Records for the exercise:

════════════════

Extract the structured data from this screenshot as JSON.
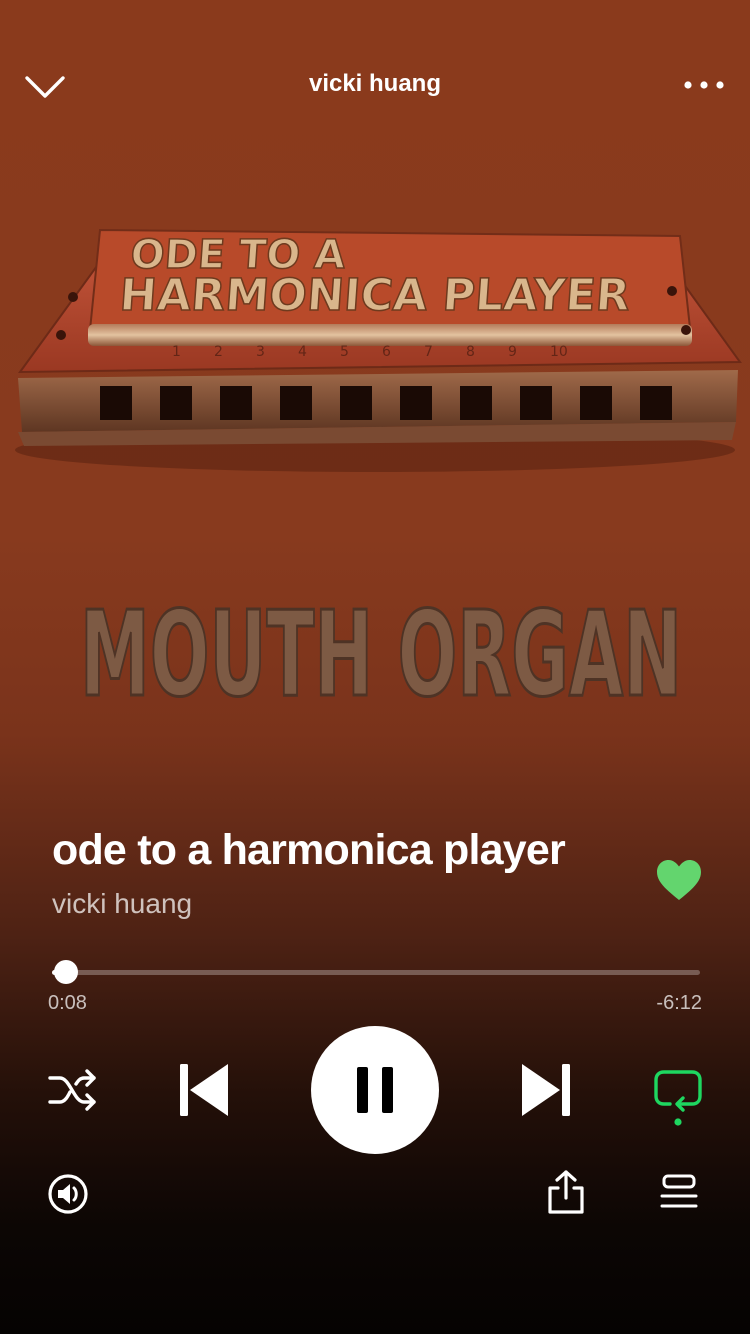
{
  "header": {
    "title": "vicki huang",
    "collapse_icon": "chevron-down-icon",
    "more_icon": "more-horizontal-icon"
  },
  "album_art": {
    "text_top": [
      "ODE TO A",
      "HARMONICA PLAYER"
    ],
    "text_bottom": "MOUTH ORGAN",
    "hole_numbers": [
      "1",
      "2",
      "3",
      "4",
      "5",
      "6",
      "7",
      "8",
      "9",
      "10"
    ],
    "colors": {
      "background": "#8a3a1c",
      "harmonica_red": "#b84a2a",
      "metal": "#c9a477",
      "rust": "#7d5a44"
    }
  },
  "track": {
    "title": "ode to a harmonica player",
    "artist": "vicki huang",
    "liked": true
  },
  "progress": {
    "elapsed": "0:08",
    "remaining": "-6:12",
    "fraction": 0.022
  },
  "controls": {
    "shuffle_icon": "shuffle-icon",
    "previous_icon": "skip-previous-icon",
    "play_pause_icon": "pause-icon",
    "next_icon": "skip-next-icon",
    "repeat_icon": "repeat-icon",
    "repeat_active": true,
    "devices_icon": "devices-icon",
    "share_icon": "share-icon",
    "queue_icon": "queue-icon"
  },
  "colors": {
    "accent_green": "#1ed760",
    "like_green": "#63d56e",
    "text_secondary": "rgba(255,255,255,0.72)"
  }
}
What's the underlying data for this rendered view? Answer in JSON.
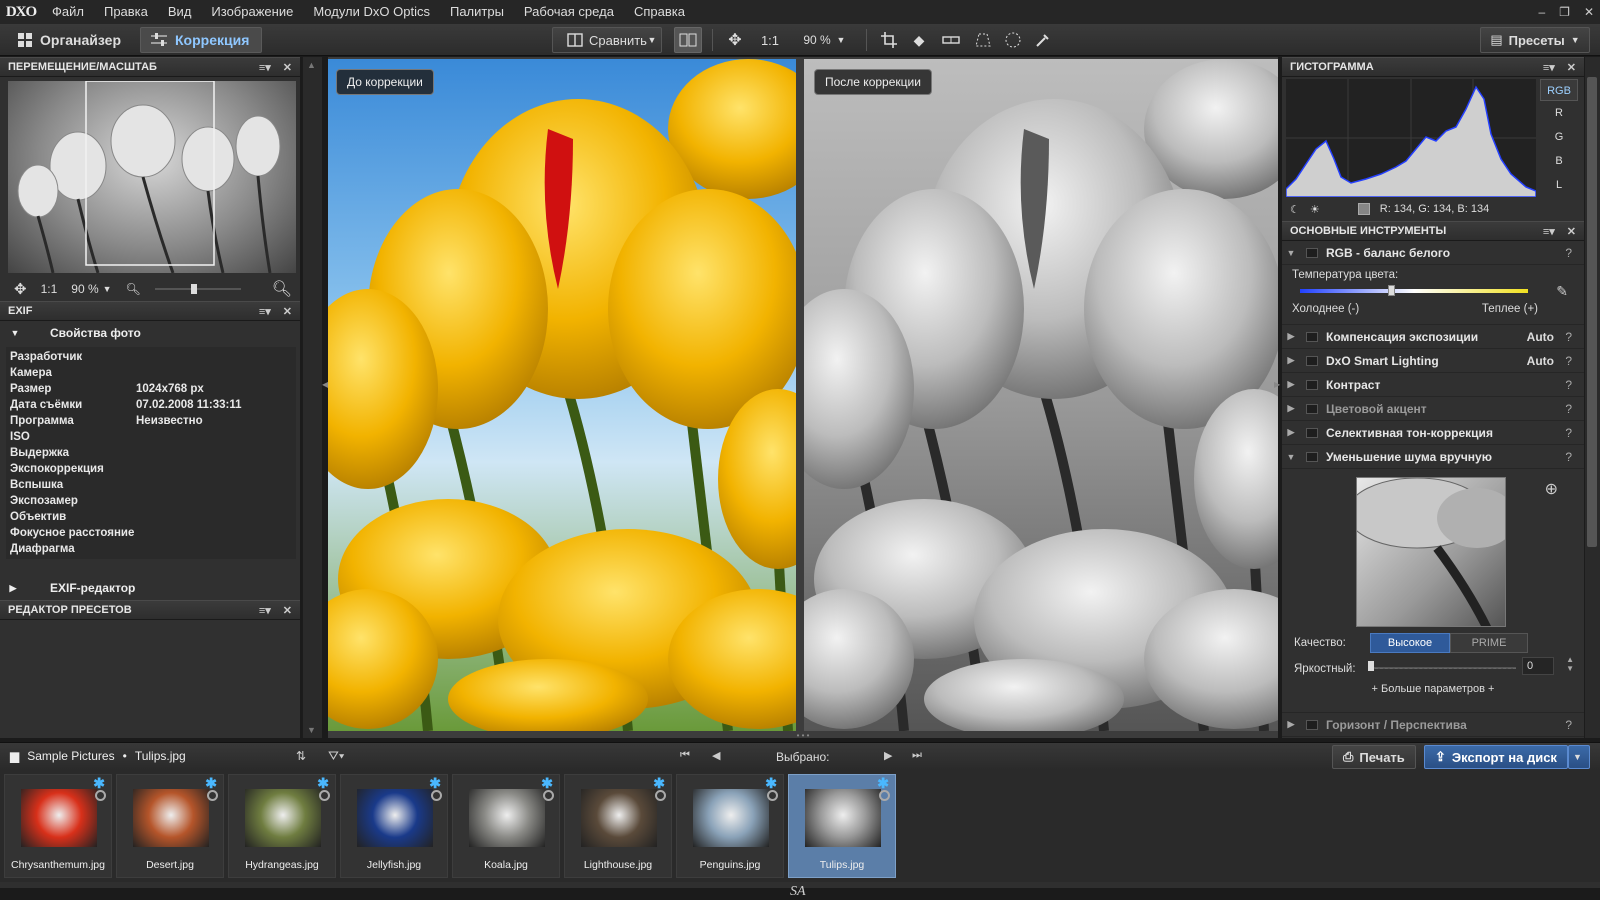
{
  "app": {
    "logo": "DXO"
  },
  "menu": [
    "Файл",
    "Правка",
    "Вид",
    "Изображение",
    "Модули DxO Optics",
    "Палитры",
    "Рабочая среда",
    "Справка"
  ],
  "window_controls": [
    "–",
    "❐",
    "✕"
  ],
  "toolbar": {
    "organizer": "Органайзер",
    "correction": "Коррекция",
    "compare": "Сравнить",
    "zoom_1to1": "1:1",
    "zoom_level": "90 %",
    "presets": "Пресеты"
  },
  "left": {
    "navigator_title": "ПЕРЕМЕЩЕНИЕ/МАСШТАБ",
    "nav_zoom_1to1": "1:1",
    "nav_zoom_level": "90 %",
    "nav_zoom_slider": 0.45,
    "exif_title": "EXIF",
    "exif_section": "Свойства фото",
    "exif_rows": [
      {
        "k": "Разработчик",
        "v": ""
      },
      {
        "k": "Камера",
        "v": ""
      },
      {
        "k": "Размер",
        "v": "1024x768 px"
      },
      {
        "k": "Дата съёмки",
        "v": "07.02.2008 11:33:11"
      },
      {
        "k": "Программа",
        "v": "Неизвестно"
      },
      {
        "k": "ISO",
        "v": ""
      },
      {
        "k": "Выдержка",
        "v": ""
      },
      {
        "k": "Экспокоррекция",
        "v": ""
      },
      {
        "k": "Вспышка",
        "v": ""
      },
      {
        "k": "Экспозамер",
        "v": ""
      },
      {
        "k": "Объектив",
        "v": ""
      },
      {
        "k": "Фокусное расстояние",
        "v": ""
      },
      {
        "k": "Диафрагма",
        "v": ""
      }
    ],
    "exif_editor": "EXIF-редактор",
    "preset_editor_title": "РЕДАКТОР ПРЕСЕТОВ"
  },
  "viewer": {
    "before_label": "До коррекции",
    "after_label": "После коррекции"
  },
  "right": {
    "histogram_title": "ГИСТОГРАММА",
    "channels": [
      "RGB",
      "R",
      "G",
      "B",
      "L"
    ],
    "pixel_readout": "R: 134, G: 134, B: 134",
    "tools_title": "ОСНОВНЫЕ ИНСТРУМЕНТЫ",
    "wb_title": "RGB - баланс белого",
    "color_temp": "Температура цвета:",
    "colder": "Холоднее (-)",
    "warmer": "Теплее (+)",
    "color_temp_slider": 0.4,
    "tools": [
      {
        "name": "Компенсация экспозиции",
        "auto": "Auto",
        "disabled": false
      },
      {
        "name": "DxO Smart Lighting",
        "auto": "Auto",
        "disabled": false
      },
      {
        "name": "Контраст",
        "auto": "",
        "disabled": false
      },
      {
        "name": "Цветовой акцент",
        "auto": "",
        "disabled": true
      },
      {
        "name": "Селективная тон-коррекция",
        "auto": "",
        "disabled": false
      }
    ],
    "noise_title": "Уменьшение шума вручную",
    "quality_label": "Качество:",
    "quality_high": "Высокое",
    "quality_prime": "PRIME",
    "luminance_label": "Яркостный:",
    "luminance_value": "0",
    "more_params": "+ Больше параметров +",
    "horizon": "Горизонт / Перспектива",
    "help": "?"
  },
  "filmbar": {
    "folder": "Sample Pictures",
    "separator": "•",
    "file": "Tulips.jpg",
    "sort_label": "⇅",
    "selected": "Выбрано:",
    "print": "Печать",
    "export": "Экспорт на диск"
  },
  "thumbnails": [
    {
      "name": "Chrysanthemum.jpg",
      "color": "#d8301a"
    },
    {
      "name": "Desert.jpg",
      "color": "#b5552a"
    },
    {
      "name": "Hydrangeas.jpg",
      "color": "#6f7d40"
    },
    {
      "name": "Jellyfish.jpg",
      "color": "#1a3a8a"
    },
    {
      "name": "Koala.jpg",
      "color": "#8a8a86"
    },
    {
      "name": "Lighthouse.jpg",
      "color": "#5a4a3a"
    },
    {
      "name": "Penguins.jpg",
      "color": "#8aa2b8"
    },
    {
      "name": "Tulips.jpg",
      "color": "#9a9a9a"
    }
  ],
  "watermark": "SA"
}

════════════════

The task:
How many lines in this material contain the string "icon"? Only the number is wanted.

Response area:
10